■ **DATA SHOWN**
_ _ _

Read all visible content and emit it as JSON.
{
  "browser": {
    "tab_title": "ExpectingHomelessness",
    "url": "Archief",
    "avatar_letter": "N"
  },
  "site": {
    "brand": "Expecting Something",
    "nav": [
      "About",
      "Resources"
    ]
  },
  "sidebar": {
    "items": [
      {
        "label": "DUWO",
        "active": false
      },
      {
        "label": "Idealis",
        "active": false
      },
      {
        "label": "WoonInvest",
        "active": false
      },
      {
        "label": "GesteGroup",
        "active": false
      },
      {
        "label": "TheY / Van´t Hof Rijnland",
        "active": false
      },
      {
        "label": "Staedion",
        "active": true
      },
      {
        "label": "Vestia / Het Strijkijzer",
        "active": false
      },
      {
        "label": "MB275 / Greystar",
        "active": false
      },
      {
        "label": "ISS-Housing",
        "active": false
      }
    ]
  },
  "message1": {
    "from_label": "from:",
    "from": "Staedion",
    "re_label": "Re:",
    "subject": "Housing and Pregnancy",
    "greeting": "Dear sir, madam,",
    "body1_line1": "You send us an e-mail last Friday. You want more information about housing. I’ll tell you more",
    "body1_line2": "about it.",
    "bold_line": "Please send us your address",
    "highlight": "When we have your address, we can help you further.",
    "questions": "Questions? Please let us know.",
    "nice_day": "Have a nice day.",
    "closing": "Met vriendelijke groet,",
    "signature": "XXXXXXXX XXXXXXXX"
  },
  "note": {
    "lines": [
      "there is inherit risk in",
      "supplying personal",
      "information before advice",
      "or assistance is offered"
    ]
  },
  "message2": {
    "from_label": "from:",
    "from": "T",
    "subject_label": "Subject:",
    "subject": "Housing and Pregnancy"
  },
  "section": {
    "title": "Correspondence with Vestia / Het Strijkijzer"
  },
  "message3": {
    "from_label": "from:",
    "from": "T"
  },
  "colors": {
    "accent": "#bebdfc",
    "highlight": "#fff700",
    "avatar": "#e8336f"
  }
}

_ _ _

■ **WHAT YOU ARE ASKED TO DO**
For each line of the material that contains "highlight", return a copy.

■ **OUTPUT**
    "highlight": "When we have your address, we can help you further.",
    "highlight": "#fff700",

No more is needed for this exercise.